TASK GOAL: What you return must be every line below that includes the word "this".

=======

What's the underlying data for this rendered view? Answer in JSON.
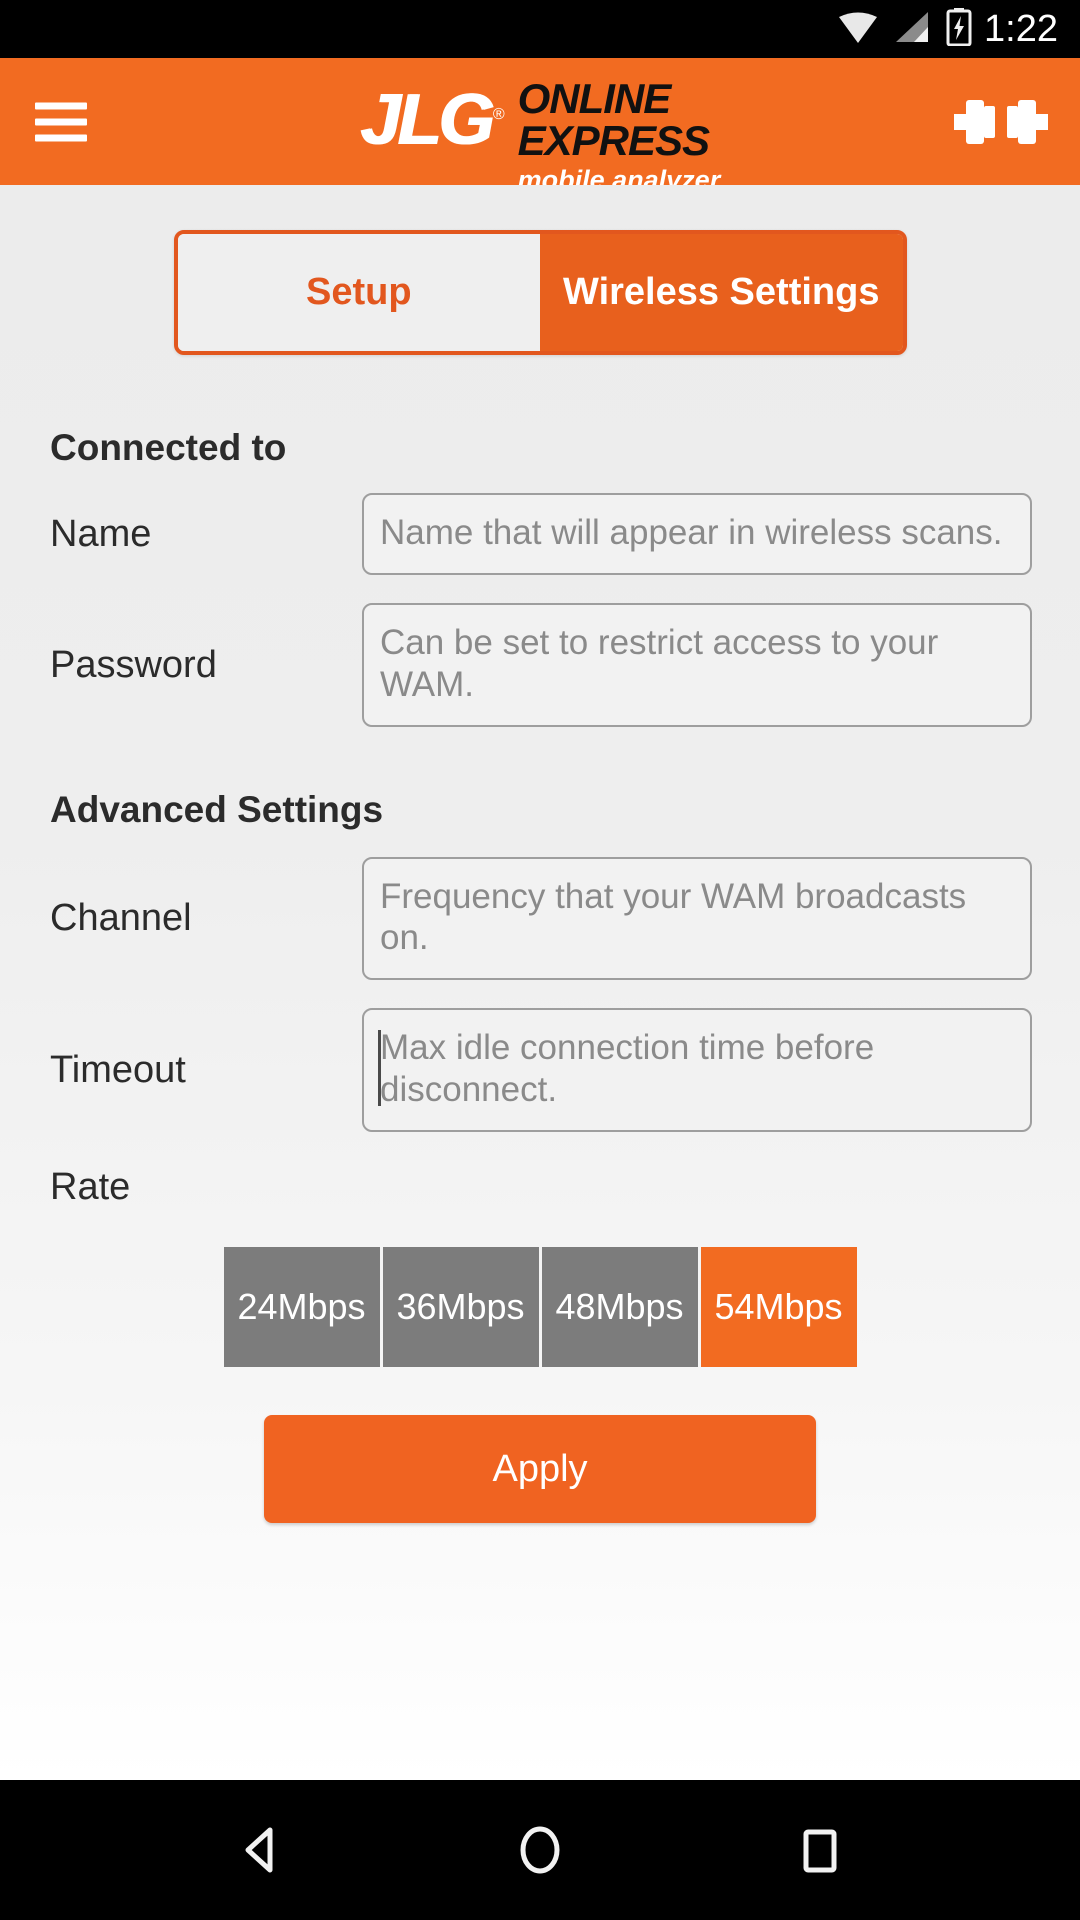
{
  "status_bar": {
    "time": "1:22",
    "icons": [
      "wifi-icon",
      "cell-signal-icon",
      "battery-charging-icon"
    ]
  },
  "header": {
    "menu_icon": "hamburger-menu-icon",
    "logo_text": "JLG",
    "logo_registered": "®",
    "title_line1": "ONLINE",
    "title_line2": "EXPRESS",
    "subtitle": "mobile analyzer",
    "right_icon": "dumbbell-icon",
    "background_color": "#F26B21"
  },
  "tabs": [
    {
      "label": "Setup",
      "active": false
    },
    {
      "label": "Wireless Settings",
      "active": true
    }
  ],
  "sections": [
    {
      "title": "Connected to",
      "rows": [
        {
          "label": "Name",
          "placeholder": "Name that will appear in wireless scans.",
          "value": "",
          "focused": false
        },
        {
          "label": "Password",
          "placeholder": "Can be set to restrict access to your WAM.",
          "value": "",
          "focused": false
        }
      ]
    },
    {
      "title": "Advanced Settings",
      "rows": [
        {
          "label": "Channel",
          "placeholder": "Frequency that your WAM broadcasts on.",
          "value": "",
          "focused": false
        },
        {
          "label": "Timeout",
          "placeholder": "Max idle connection time before disconnect.",
          "value": "",
          "focused": true
        }
      ]
    }
  ],
  "rate": {
    "label": "Rate",
    "options": [
      {
        "label": "24Mbps",
        "selected": false
      },
      {
        "label": "36Mbps",
        "selected": false
      },
      {
        "label": "48Mbps",
        "selected": false
      },
      {
        "label": "54Mbps",
        "selected": true
      }
    ]
  },
  "apply": {
    "label": "Apply"
  },
  "navbar": {
    "back": "back-triangle-icon",
    "home": "home-circle-icon",
    "recents": "recents-square-icon"
  },
  "colors": {
    "brand_orange": "#F26B21",
    "tab_border": "#E2571E",
    "rate_inactive": "#7c7c7c",
    "page_bg": "#eeeeee"
  }
}
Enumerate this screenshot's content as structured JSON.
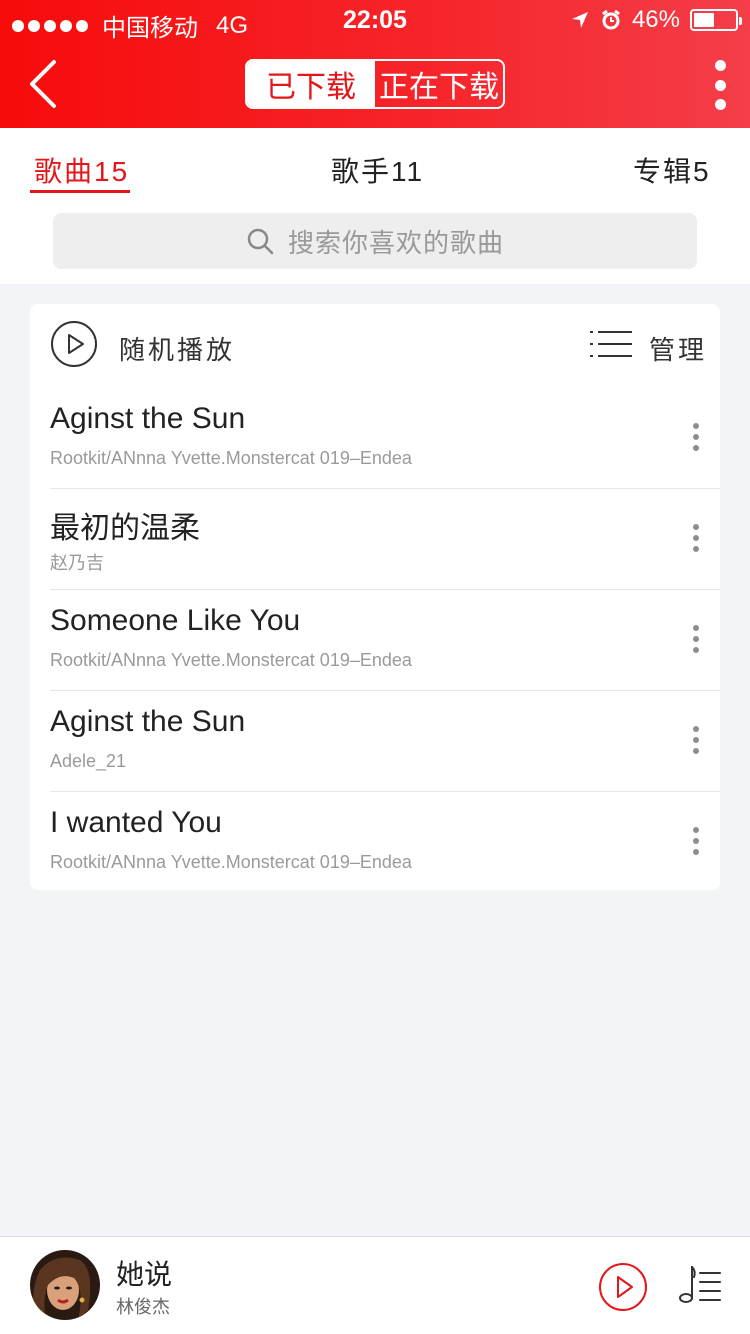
{
  "status_bar": {
    "carrier": "中国移动",
    "network": "4G",
    "time": "22:05",
    "battery": "46%",
    "battery_level": 0.46
  },
  "header": {
    "segments": [
      {
        "label": "已下载",
        "active": true
      },
      {
        "label": "正在下载",
        "active": false
      }
    ],
    "accent_color": "#f70b0b"
  },
  "tabs": [
    {
      "label": "歌曲15",
      "active": true
    },
    {
      "label": "歌手11",
      "active": false
    },
    {
      "label": "专辑5",
      "active": false
    }
  ],
  "search": {
    "placeholder": "搜索你喜欢的歌曲"
  },
  "list_header": {
    "shuffle_label": "随机播放",
    "manage_label": "管理"
  },
  "songs": [
    {
      "title": "Aginst the Sun",
      "artist": "Rootkit/ANnna Yvette.Monstercat 019–Endea"
    },
    {
      "title": "最初的温柔",
      "artist": "赵乃吉"
    },
    {
      "title": "Someone Like You",
      "artist": "Rootkit/ANnna Yvette.Monstercat 019–Endea"
    },
    {
      "title": "Aginst the Sun",
      "artist": "Adele_21"
    },
    {
      "title": "I wanted You",
      "artist": "Rootkit/ANnna Yvette.Monstercat 019–Endea"
    }
  ],
  "now_playing": {
    "title": "她说",
    "artist": "林俊杰"
  },
  "icons": {
    "back": "chevron-left-icon",
    "more": "more-vertical-icon",
    "search": "search-icon",
    "shuffle": "play-circle-icon",
    "manage": "list-icon",
    "song_menu": "more-vertical-icon",
    "player_play": "play-circle-icon",
    "playlist": "playlist-icon"
  }
}
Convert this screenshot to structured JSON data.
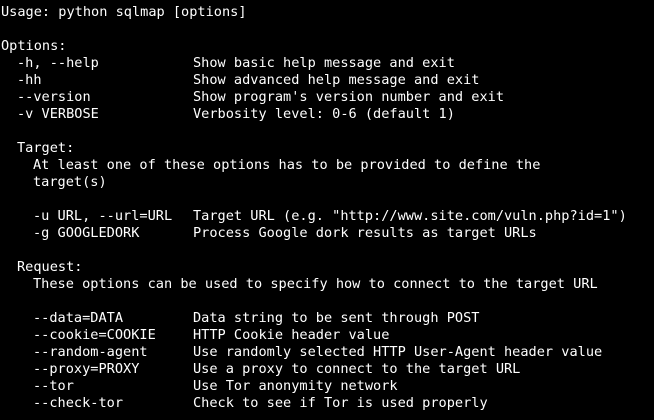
{
  "usage": "Usage: python sqlmap [options]",
  "options_header": "Options:",
  "options": [
    {
      "flag": "-h, --help",
      "desc": "Show basic help message and exit"
    },
    {
      "flag": "-hh",
      "desc": "Show advanced help message and exit"
    },
    {
      "flag": "--version",
      "desc": "Show program's version number and exit"
    },
    {
      "flag": "-v VERBOSE",
      "desc": "Verbosity level: 0-6 (default 1)"
    }
  ],
  "target": {
    "header": "Target:",
    "intro_line1": "At least one of these options has to be provided to define the",
    "intro_line2": "target(s)",
    "options": [
      {
        "flag": "-u URL, --url=URL",
        "desc": "Target URL (e.g. \"http://www.site.com/vuln.php?id=1\")"
      },
      {
        "flag": "-g GOOGLEDORK",
        "desc": "Process Google dork results as target URLs"
      }
    ]
  },
  "request": {
    "header": "Request:",
    "intro_line1": "These options can be used to specify how to connect to the target URL",
    "options": [
      {
        "flag": "--data=DATA",
        "desc": "Data string to be sent through POST"
      },
      {
        "flag": "--cookie=COOKIE",
        "desc": "HTTP Cookie header value"
      },
      {
        "flag": "--random-agent",
        "desc": "Use randomly selected HTTP User-Agent header value"
      },
      {
        "flag": "--proxy=PROXY",
        "desc": "Use a proxy to connect to the target URL"
      },
      {
        "flag": "--tor",
        "desc": "Use Tor anonymity network"
      },
      {
        "flag": "--check-tor",
        "desc": "Check to see if Tor is used properly"
      }
    ]
  },
  "colors": {
    "background": "#000000",
    "foreground": "#ffffff"
  }
}
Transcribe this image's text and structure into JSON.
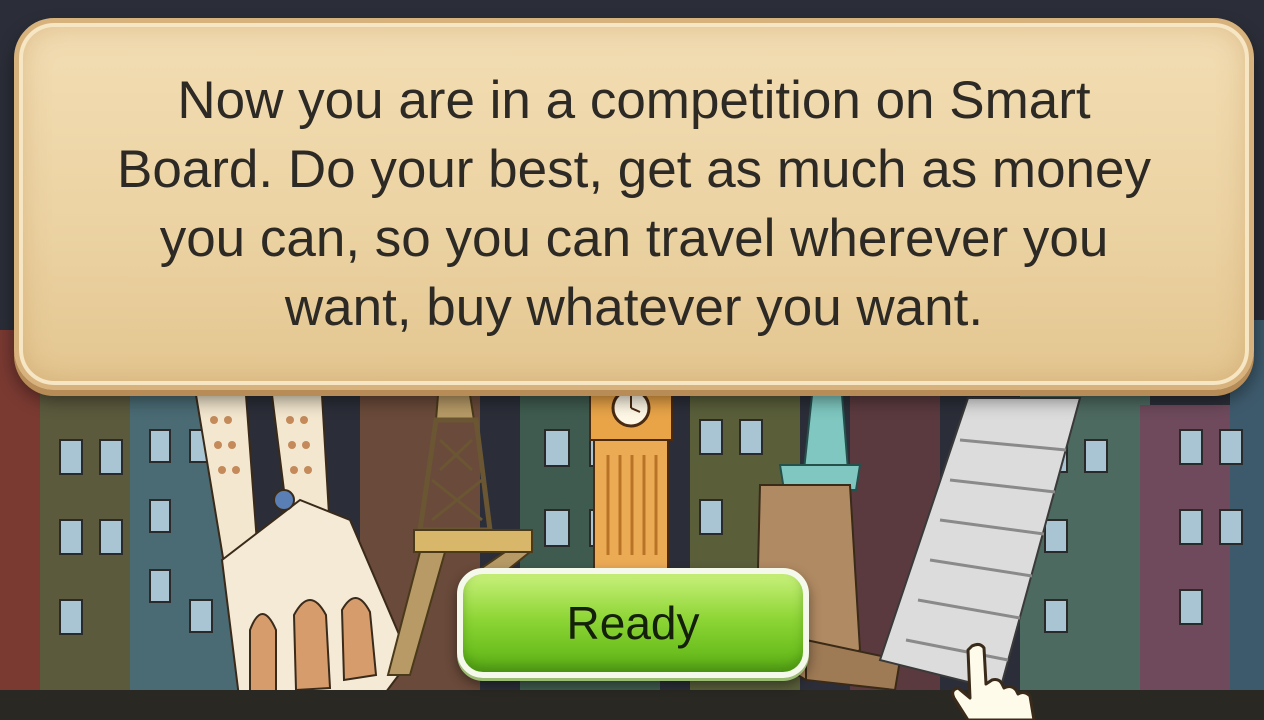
{
  "dialog": {
    "message": "Now you are in a competition on Smart Board. Do your best, get as much as money you can, so you can travel wherever you want, buy whatever you want."
  },
  "ready_button": {
    "label": "Ready"
  },
  "scene": {
    "landmarks": [
      "sagrada-familia",
      "eiffel-tower",
      "big-ben",
      "statue-of-liberty",
      "leaning-tower-of-pisa"
    ]
  },
  "colors": {
    "panel": "#ecd3a3",
    "panel_border": "#d8b27c",
    "button_green": "#8fd637",
    "night_sky": "#2b2e38"
  }
}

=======

WRITTEN SOLUTION:
What's the underlying data for this rendered view? Answer in JSON.
Enumerate this screenshot's content as structured JSON.
Convert this screenshot to structured JSON data.
Transcribe this image's text and structure into JSON.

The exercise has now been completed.